Thanks to Jim Clift for letting me use his photo

*I'm sure Fred and the boys will forgive us for that spot of Schadenfreude.

That afternoon, whilst walking casually back towards Hugh Town, we became aware that there seemed to be an awful lot of birders heading in the same direction as us. As that sense of *Scillies paranoia set in a birder from a flat over looking the road raised the sash window and like a scene from a Dickens novel shouted out "where's everyone going cor blimey guvnor"  to which he got the reply "we set sail dor Tresco where Sir Richard of Filby has found a Blackpoll Warbler" of course the question was much shorter and the answer equally succinct, but I wanted to add some literary bollocks.  Once again we found ourselves running. 

*the feeling you get when you don't have a CB or are out of range. Doesn't really happen nowadays due to modern technology. Next time you visit leave your phone, pager and CB in the flat and head to Watermill - you'll soon know what Scillies Paranoia feels like. 
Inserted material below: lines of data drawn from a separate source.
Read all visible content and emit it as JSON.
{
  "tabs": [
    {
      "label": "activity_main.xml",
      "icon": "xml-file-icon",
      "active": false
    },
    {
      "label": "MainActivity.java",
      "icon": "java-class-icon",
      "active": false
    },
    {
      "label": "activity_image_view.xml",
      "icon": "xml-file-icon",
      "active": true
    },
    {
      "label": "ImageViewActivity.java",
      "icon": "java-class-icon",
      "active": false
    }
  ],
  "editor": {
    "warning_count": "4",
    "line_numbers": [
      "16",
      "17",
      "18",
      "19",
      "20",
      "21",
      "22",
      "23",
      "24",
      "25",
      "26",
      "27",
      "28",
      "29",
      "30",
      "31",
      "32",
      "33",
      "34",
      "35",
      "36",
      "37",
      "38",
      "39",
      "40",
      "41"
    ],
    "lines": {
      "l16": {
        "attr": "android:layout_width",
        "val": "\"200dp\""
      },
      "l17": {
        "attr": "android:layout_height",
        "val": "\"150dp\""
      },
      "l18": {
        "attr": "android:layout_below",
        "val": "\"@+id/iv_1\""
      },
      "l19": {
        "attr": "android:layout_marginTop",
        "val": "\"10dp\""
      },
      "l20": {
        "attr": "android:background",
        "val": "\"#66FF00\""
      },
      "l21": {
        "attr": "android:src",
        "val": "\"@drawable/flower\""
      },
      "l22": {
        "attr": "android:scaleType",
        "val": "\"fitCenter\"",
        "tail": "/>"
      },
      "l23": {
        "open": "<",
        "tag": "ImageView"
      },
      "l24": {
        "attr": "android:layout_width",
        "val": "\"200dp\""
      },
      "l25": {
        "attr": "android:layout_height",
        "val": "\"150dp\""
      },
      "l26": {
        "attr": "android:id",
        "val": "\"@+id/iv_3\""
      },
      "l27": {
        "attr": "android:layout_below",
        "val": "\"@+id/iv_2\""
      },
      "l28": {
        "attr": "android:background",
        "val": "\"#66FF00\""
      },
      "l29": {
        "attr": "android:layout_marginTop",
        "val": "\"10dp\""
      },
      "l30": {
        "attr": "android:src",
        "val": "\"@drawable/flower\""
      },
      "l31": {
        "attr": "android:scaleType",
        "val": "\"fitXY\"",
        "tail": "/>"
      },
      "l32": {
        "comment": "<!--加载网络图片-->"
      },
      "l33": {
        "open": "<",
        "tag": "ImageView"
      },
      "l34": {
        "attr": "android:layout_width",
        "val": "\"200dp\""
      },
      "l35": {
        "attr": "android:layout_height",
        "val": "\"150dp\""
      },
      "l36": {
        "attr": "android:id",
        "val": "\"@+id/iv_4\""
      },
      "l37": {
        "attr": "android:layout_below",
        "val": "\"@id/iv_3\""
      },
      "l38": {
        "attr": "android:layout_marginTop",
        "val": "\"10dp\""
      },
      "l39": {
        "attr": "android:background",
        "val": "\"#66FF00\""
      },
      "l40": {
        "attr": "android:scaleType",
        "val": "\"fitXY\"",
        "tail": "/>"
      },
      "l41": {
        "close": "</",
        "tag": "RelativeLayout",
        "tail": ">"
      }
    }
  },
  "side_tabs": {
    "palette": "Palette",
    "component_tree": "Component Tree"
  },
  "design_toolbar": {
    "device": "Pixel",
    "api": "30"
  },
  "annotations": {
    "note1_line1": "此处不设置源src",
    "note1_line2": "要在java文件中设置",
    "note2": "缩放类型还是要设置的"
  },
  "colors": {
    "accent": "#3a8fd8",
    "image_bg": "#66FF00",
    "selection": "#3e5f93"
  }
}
It was late afternoon by the time we docked and we were pushing our luck, fortunately the bird was on show as soon as we arrived,  in the pines next to the Borough Farm chalets.  
I couldn't find an image of the Blackpoll , the Google image search (for Blackpoll Warbler Scilly 1987) came up with some Blackpolls a picture of the lovely *Carmel Pentecost and a tin of Spaghetti Hoops. 
The Cheshire boys had made it back from Cornwall and to the Blackpoll, but their day was about to get worse when a nearby CB crackled "Swainson's Thrush Longstones"  How we laughed (again) though not too loud, remembering we were staying in their house!

It was nearly dark when we arrived at Longstones and not surprisingly there was no sign of the Swainson's. Fortunately the next morning it performed out in the open for all to see - even the Cheshire lads.
Photo by Dr Pete Wheeler

*Carmel is the girlfriend of Lee Evans and would deservedly have been classed as MILF in the 1980's (had that rather charming acronym existed back then).


Phil Woollen. said...

Would that have been Fred Fearn and Pod Antrobus amongst the Cheshire crew?

Been on many a more recent twitch with those two.

Steve Young and Pete Wheeler respectable?

Marcus Lawson said...

I do believe it was young master Richard Fray who uttered the immortal line "it's the first one since the last one". Happy memories all round.

Rob said...

Don't think Pete Antrobus was there - bizarrely, the first time I met him was a couple of weeks ago at Tarbert on the west coast of Scotland. Pretty sure the Lawson in the house was Andy rather than Marcus. Also fairly certain Julian Hough was in the melee, along with 'Simmo' and Laurence (Pitcher). And Mark, you haven't mentioned that Fred smashed his tripod to bits after getting back from Cot Valley to find that we'd all seen Eye-browed Thrush whilst he was twitching in Cornwall!

Mark said...

You might be right about the other occupants, but Fred's tantrum was the following year. He had returned from Agnes after getting drenched, his CB packed up and when he slammed his tripod down on the table the leg feel off! It was very difficult not to burst out laughing, but the anger on his face suggested that it would not be wise! This was also the year of the Fairy Liquid, kitchen knife incident.

Phil Woollen. said...

Fred us now a respectable business man with his own company - Avian Ecology. Pete works for him as a field ornithologist.